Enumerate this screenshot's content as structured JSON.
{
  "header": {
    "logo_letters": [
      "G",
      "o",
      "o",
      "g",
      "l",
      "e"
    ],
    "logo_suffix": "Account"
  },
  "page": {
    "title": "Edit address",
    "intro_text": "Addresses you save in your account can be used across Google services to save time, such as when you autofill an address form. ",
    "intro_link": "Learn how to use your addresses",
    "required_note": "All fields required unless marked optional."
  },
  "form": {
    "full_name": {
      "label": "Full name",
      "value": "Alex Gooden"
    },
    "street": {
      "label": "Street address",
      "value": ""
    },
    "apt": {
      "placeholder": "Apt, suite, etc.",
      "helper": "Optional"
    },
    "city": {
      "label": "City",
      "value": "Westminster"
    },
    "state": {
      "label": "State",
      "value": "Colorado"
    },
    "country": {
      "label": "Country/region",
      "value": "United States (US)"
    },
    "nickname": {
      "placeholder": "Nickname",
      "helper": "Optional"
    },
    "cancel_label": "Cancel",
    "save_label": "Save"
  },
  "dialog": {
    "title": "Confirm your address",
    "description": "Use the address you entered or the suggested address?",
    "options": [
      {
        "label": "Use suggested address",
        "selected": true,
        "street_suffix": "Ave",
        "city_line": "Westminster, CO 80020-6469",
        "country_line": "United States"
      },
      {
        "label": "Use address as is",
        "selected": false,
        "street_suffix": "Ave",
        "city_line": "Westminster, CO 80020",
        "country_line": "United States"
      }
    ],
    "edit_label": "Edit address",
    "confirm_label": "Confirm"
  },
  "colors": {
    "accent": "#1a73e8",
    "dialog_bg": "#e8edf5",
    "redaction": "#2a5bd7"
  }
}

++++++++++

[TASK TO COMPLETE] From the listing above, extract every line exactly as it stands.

[WRITTEN SOLUTION]
Enumerate this screenshot's content as structured JSON.
{
  "header": {
    "logo_letters": [
      "G",
      "o",
      "o",
      "g",
      "l",
      "e"
    ],
    "logo_suffix": "Account"
  },
  "page": {
    "title": "Edit address",
    "intro_text": "Addresses you save in your account can be used across Google services to save time, such as when you autofill an address form. ",
    "intro_link": "Learn how to use your addresses",
    "required_note": "All fields required unless marked optional."
  },
  "form": {
    "full_name": {
      "label": "Full name",
      "value": "Alex Gooden"
    },
    "street": {
      "label": "Street address",
      "value": ""
    },
    "apt": {
      "placeholder": "Apt, suite, etc.",
      "helper": "Optional"
    },
    "city": {
      "label": "City",
      "value": "Westminster"
    },
    "state": {
      "label": "State",
      "value": "Colorado"
    },
    "country": {
      "label": "Country/region",
      "value": "United States (US)"
    },
    "nickname": {
      "placeholder": "Nickname",
      "helper": "Optional"
    },
    "cancel_label": "Cancel",
    "save_label": "Save"
  },
  "dialog": {
    "title": "Confirm your address",
    "description": "Use the address you entered or the suggested address?",
    "options": [
      {
        "label": "Use suggested address",
        "selected": true,
        "street_suffix": "Ave",
        "city_line": "Westminster, CO 80020-6469",
        "country_line": "United States"
      },
      {
        "label": "Use address as is",
        "selected": false,
        "street_suffix": "Ave",
        "city_line": "Westminster, CO 80020",
        "country_line": "United States"
      }
    ],
    "edit_label": "Edit address",
    "confirm_label": "Confirm"
  },
  "colors": {
    "accent": "#1a73e8",
    "dialog_bg": "#e8edf5",
    "redaction": "#2a5bd7"
  }
}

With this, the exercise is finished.